With all the buzz on blockchain in the media, the average person, business-owner or executive may have unanswered questions on what blockchain really is.
The buzz on the term “blockchain” is hot and it has been used to describe many different applications of the technology. When Bitcoin first boomed in 2017, it was the first time most of the general public ever heard of the idea of blockchain or cryptocurrency. Bitcoin is a worldwide payment system that operates outside of the traditional banking system. It uses a digital currency (bitcoin) with encryption techniques in order to secure a verified transfer of funds between parties.
Blockchain, however, is much more than bitcoin. It is the underlying system that allows it to run and has numerous applications outside of finance, in high-risk industries that require workflow digitalization, traceable, irreversible information, privacy and transparency of information as well as fraud reduction
Breaking down blockchain
The simplest definition of blockchain is that it is a “distributed ledger”.
According to Investopedia:
A distributed ledger is a database that is consensually shared and synchronized across networks spread across multiple sites, institutions or geographies. It allows transactions to have public “witnesses,” thereby making a cyberattack more difficult.
A useful analogy for the basic “public witness” effect of blockchain technology is a soccer game. In any sports game there are multiple parties that make the game possible: the players, coaches, referees, sports officials and viewers. For a point to be given in a soccer match, all of these parties have to agree that the goal was scored fairly, by the rules of the game. Once all have agreed and the point is given, it is very difficult for the score to be reversed.
In the same way, blockchain records transactions across a shared network of parties, such as the parties in a supply chain. These transactions are verified by consensus by all parties. In the precious metals industry, as raw materials move along the chain from mine to smelter, each transaction between parties is verified and encrypted so that the data associated with the transaction is immutable (cannot be changed).
Think of the distributed parties in a supply chain as “matryoshka dolls.” They are assembled together based on set parameters like size and shape. Similarly, parties in the supply chain set parameters for transactions. With each recorded transaction in the supply chain, the dolls are assembled into one form- representing consensus on the data among parties. An odd doll will not fit, nor will ill-recorded or forged data. The transaction data is therefore verified by peer consensus and secured by the layers of encryption each party (matryoshka doll) gives. At any point in the supply chain, a hacker would need to remove all the layers of encryption (dolls from the formation), in order to alter the data.

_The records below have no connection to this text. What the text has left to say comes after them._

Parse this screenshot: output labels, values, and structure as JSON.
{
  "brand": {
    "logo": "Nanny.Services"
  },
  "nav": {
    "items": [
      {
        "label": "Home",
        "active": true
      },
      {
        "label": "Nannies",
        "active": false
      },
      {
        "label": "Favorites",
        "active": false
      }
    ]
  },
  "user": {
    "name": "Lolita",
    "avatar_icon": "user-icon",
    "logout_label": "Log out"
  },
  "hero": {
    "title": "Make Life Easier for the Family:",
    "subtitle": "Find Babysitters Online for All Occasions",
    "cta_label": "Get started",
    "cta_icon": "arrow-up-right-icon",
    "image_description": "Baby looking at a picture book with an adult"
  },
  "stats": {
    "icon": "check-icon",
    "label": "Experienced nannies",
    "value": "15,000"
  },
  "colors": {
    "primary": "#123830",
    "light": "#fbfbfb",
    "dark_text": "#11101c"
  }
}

According to an article by Deloitte, blockchain operates using the following principles:
- Distributed verification: consensus amongst distributed parties within a network removes the need for an intermediary to validate transactions

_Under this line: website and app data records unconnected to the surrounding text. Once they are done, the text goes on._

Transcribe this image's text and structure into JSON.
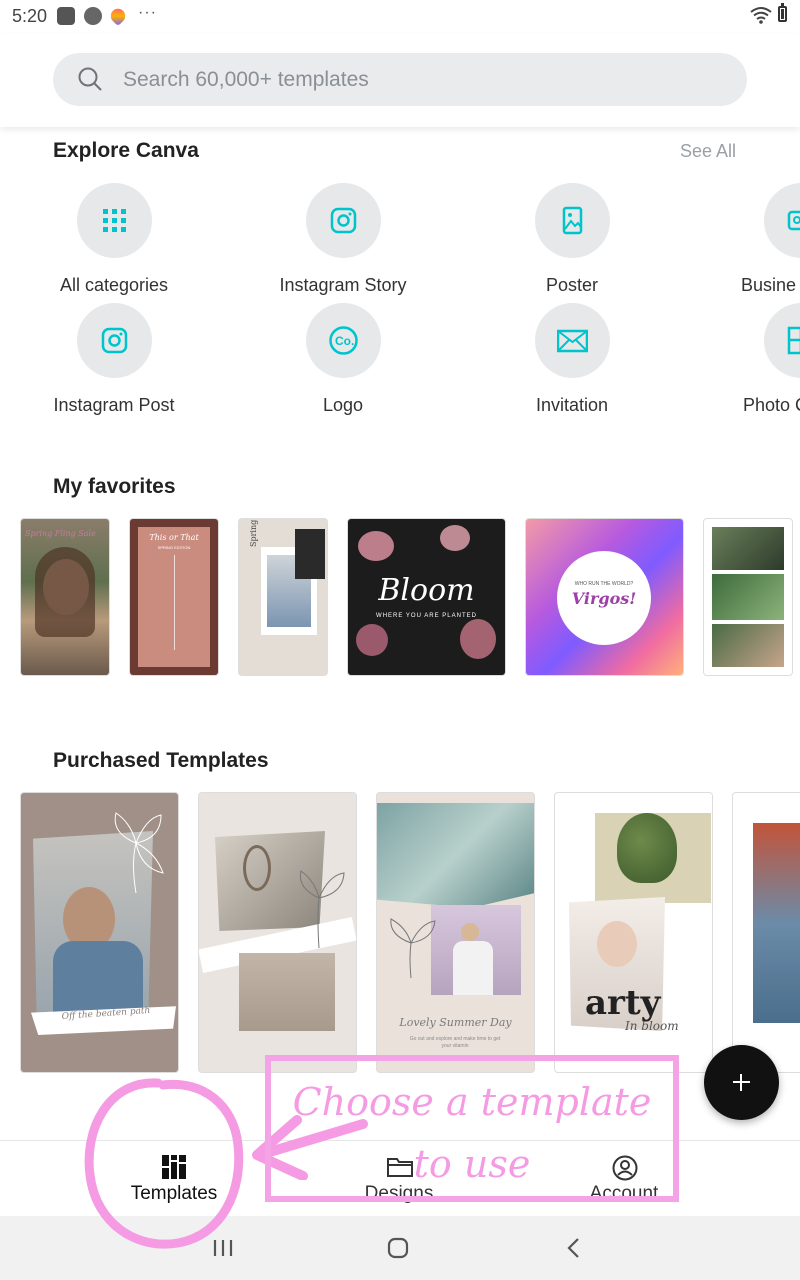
{
  "status_bar": {
    "time": "5:20",
    "more": "···"
  },
  "search": {
    "placeholder": "Search 60,000+ templates",
    "value": ""
  },
  "explore": {
    "title": "Explore Canva",
    "see_all": "See All",
    "categories": [
      {
        "label": "All categories",
        "icon": "grid-icon"
      },
      {
        "label": "Instagram Story",
        "icon": "instagram-icon"
      },
      {
        "label": "Poster",
        "icon": "poster-icon"
      },
      {
        "label": "Busine",
        "icon": "business-icon"
      },
      {
        "label": "Instagram Post",
        "icon": "instagram-icon"
      },
      {
        "label": "Logo",
        "icon": "logo-icon"
      },
      {
        "label": "Invitation",
        "icon": "envelope-icon"
      },
      {
        "label": "Photo C",
        "icon": "photo-collage-icon"
      }
    ]
  },
  "favorites": {
    "title": "My favorites",
    "items": [
      {
        "text": "Spring Fling Sale"
      },
      {
        "text": "This or That",
        "sub": "SPRING EDITION"
      },
      {
        "text": "Spring"
      },
      {
        "text": "Bloom",
        "sub": "WHERE YOU ARE PLANTED"
      },
      {
        "text": "Virgos!",
        "sub": "WHO RUN THE WORLD?"
      },
      {
        "text": ""
      }
    ]
  },
  "purchased": {
    "title": "Purchased Templates",
    "items": [
      {
        "text": "Off the beaten path"
      },
      {
        "text": ""
      },
      {
        "text": "Lovely Summer Day",
        "sub": "Go out and explore and make time to get your vitamin"
      },
      {
        "text": "arty",
        "sub": "In bloom"
      },
      {
        "text": ""
      }
    ]
  },
  "bottom_nav": {
    "templates": "Templates",
    "designs": "Designs",
    "account": "Account"
  },
  "annotation": {
    "text": "Choose a template to use"
  },
  "colors": {
    "accent": "#00c4cc",
    "annotation": "#f4a3e6",
    "fab": "#111111"
  }
}
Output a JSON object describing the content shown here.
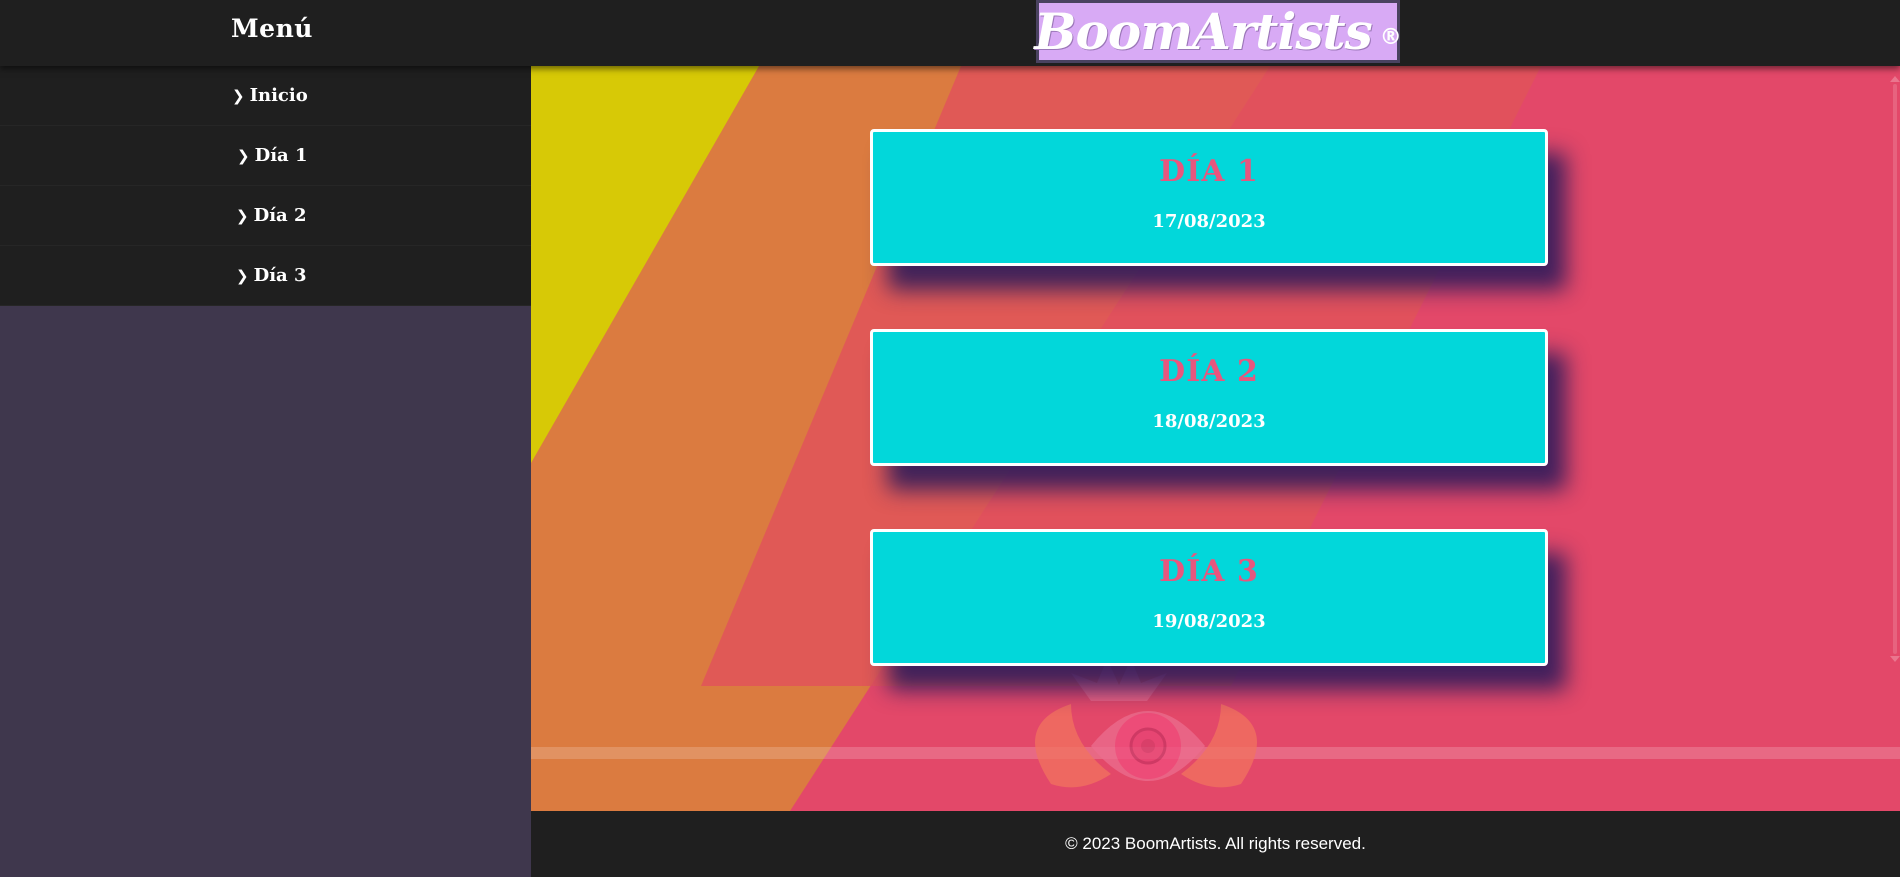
{
  "header": {
    "menu_title": "Menú",
    "logo_text": "BoomArtists",
    "logo_mark": "®"
  },
  "sidebar": {
    "items": [
      {
        "label": "Inicio"
      },
      {
        "label": "Día 1"
      },
      {
        "label": "Día 2"
      },
      {
        "label": "Día 3"
      }
    ]
  },
  "cards": [
    {
      "title": "DÍA 1",
      "date": "17/08/2023"
    },
    {
      "title": "DÍA 2",
      "date": "18/08/2023"
    },
    {
      "title": "DÍA 3",
      "date": "19/08/2023"
    }
  ],
  "footer": {
    "text": "© 2023 BoomArtists. All rights reserved."
  },
  "colors": {
    "header_bg": "#1f1f1f",
    "sidebar_bg": "#3f374d",
    "logo_bg": "#d8aaf5",
    "card_bg": "#02d7da",
    "card_title": "#e6577e",
    "stripe_yellow": "#d7c906",
    "stripe_orange": "#db7b40",
    "stripe_pink": "#e34869"
  },
  "icons": [
    "chevron-right-icon",
    "eye-emblem-icon"
  ]
}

- Digital signatures: allows users to remain anonymous while still having unique accounts
- Immutability: recorded transactions cannot easily be changed, allowing for a secure system
- Time-stamped transactions: allows for easy tracking by recording date and time
- Consortium networks: private networks can be established, limiting access to the network
- Smart contracts: transactions can be automatically executed once defined conditions are met
Is blockchain a disruptor?
The main principle of blockchain is that it removes the need for a central authority, or intermediary to verify transactions, replacing it with a distributed ledger (peer-consensus) as a tool for data verification. In the world of finance this means that banks are eliminated from the equation. This, of course, means blockchain has the potential to turn the current system of financial and government operations on its head.
Deloitte has identified three potential barriers to blockchain:
- Regulations: blockchain presents a fundamentally different way for industries to function, and while regulators are closely examining its effects, there are still regulatory uncertainties which prevent its broad-scale adoption
- Awareness: lack of public understanding around how the technology works, and its applications outside of bitcoin
- Culture of resistance: given the radical transformation blockchain offers by removing the central authority, it is expected that it will face resistance, so it is important to reveal how blockchain can be smoothly integrated
Building with the buzz
Blockchain is today, what the internet was in the early 1990s. Just like internet has made search and communication faster and cheaper, blockchain has the potential to make data transactions more efficient and secure. Peer Ledger has been named by Deloitte in it’s 2018 report, “Tracking the Trends: 10 issues shaping mining in the year ahead”, as an example of how “blockchain enabled solutions could transform the relationship with mining companies and communities.”
With the adoption of new technology, there are constant changes and challenges accompanying the buzz. As the world adapts to blockchain and its use spreads exponentially, the focus is on how blockchain can be integrated into our current systems with the best transition.